3.4 Processing
3.4.5 Record linkage

Text begins

Record Linkage is the process in which records or units from different data sources are joined together into a single file using non-unique identifiers, such as names, date of birth, addresses and other characteristics. It is also known as data matching, data linkage, entity resolution and many other terms depending on the fields it’s been used. The initial idea of record linkage goes back to the 1950s, then this technique has been applied by people from a wide range of areas, such as data warehousing and business intelligence, historical research, and medical practice and research.

Matching has a long history of uses in statistical surveys and administrative data development. In Statistics Canada, record linkage is used in creating a sampling frame, removing duplicates from files, providing extra information to assist data processing, or combining files so that relationships on two or more data elements from separate files can be studied.

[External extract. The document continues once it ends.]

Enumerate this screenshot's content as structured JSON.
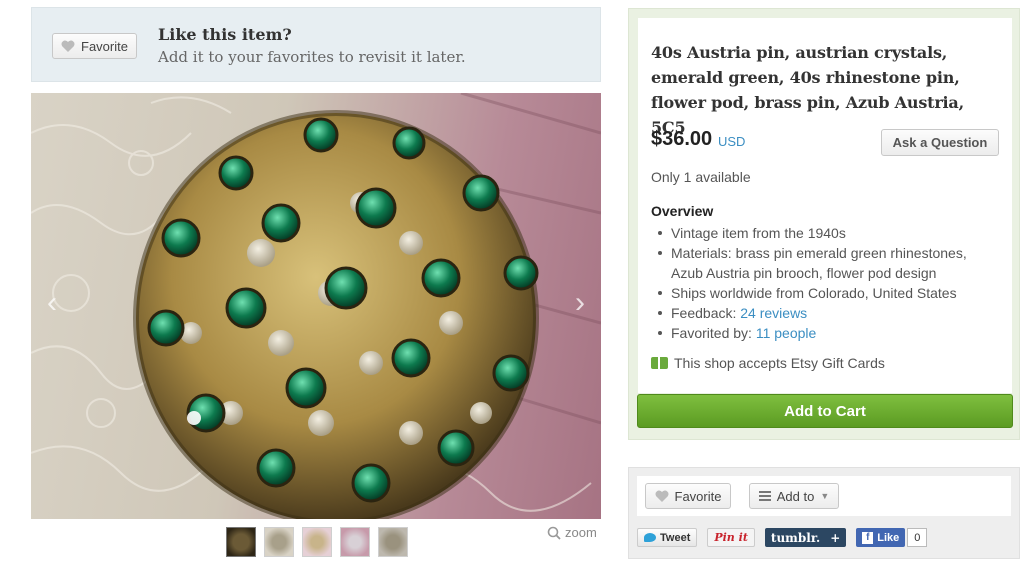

For example:

  • A business register consisting of names, addresses, and other identifying information such as complete financial information might be constructed from tax and employment databases.
  • A survey of retail establishments or agricultural establishments might combine results from an area frame and a list frame. To produce a combined estimator, units from the area frame would need to be identified in the list frame.
  • The coverage of the Census of the population can be measured by linking the Census records to other sources of administrative data and by estimating the percentage of individuals found in one source but not in the other source.

Types of Linkage

There are two types of record linkage: exact matching and statistical matching. Exact matching can be divided into two subtypes: deterministic record linkage and probabilistic record linkage, as illustrated by figure below.

Figure Types of record linkage

Description for Figure

The figure is a hierarchical diagram showing the relation between the different types of linkage.

Statistical Matching

The purpose of statistical matching is to create a file reflecting the underlying population distribution. Records that are combined do not necessarily correspond to the same entity, such as a person or a business. The files that are being matched can have different units but referring to the same population. It is assumed that the relationship of the variables in the population will be similar to the relationship on the files. This method is mainly used in market research and seldom used by official statistical agencies.

Exact Matching

The goal of exact matching is to link information about a particular record in one file to information on a secondary file in order to create a single file with correct information for each record. The linkage is performed at the level of record, such as a link of mortality records to the population census.

Deterministic Record Linkage

This is the simplest form of record linkage, which produces links based on common identifiers or variables among the available data sources. It is often the case that no single variable exists that is free of errors, presents on the majority of data and has enough discrimination power. Only a combination of variables will be able to discriminate between two records. This is one technique often used by official statistical agencies. Statistics Canada uses this method for building its business, address and population registers, which involve in multiple survey operations subsequently.   

Probabilistic Record Linkage

This is another type of exact matching. Like in the other case, there is no unique identifier available for matching. Unlike the deterministic matching, probabilistic can compensate if the information is incomplete or/and subject to error. Records, which are not in complete agreement for each variable, can be linked together to build a set of potential pairs. A score is then calculated for each potential pair. After that, a linkage status is assigned to each potential pair based on the score.  


There are numerous factors to consider to determine which type of record linkage to use, such as the purpose of the linkage, type of data, cost, time, confidentiality, acceptable precision level and type of error. In general, deterministic matching is less computer intensive but it involves more manual intervention. Probabilistic linkage is more time consuming and computer intensive, and will require specialized software. However, it generally produces more reliable results than deterministic linkage.

Date modified: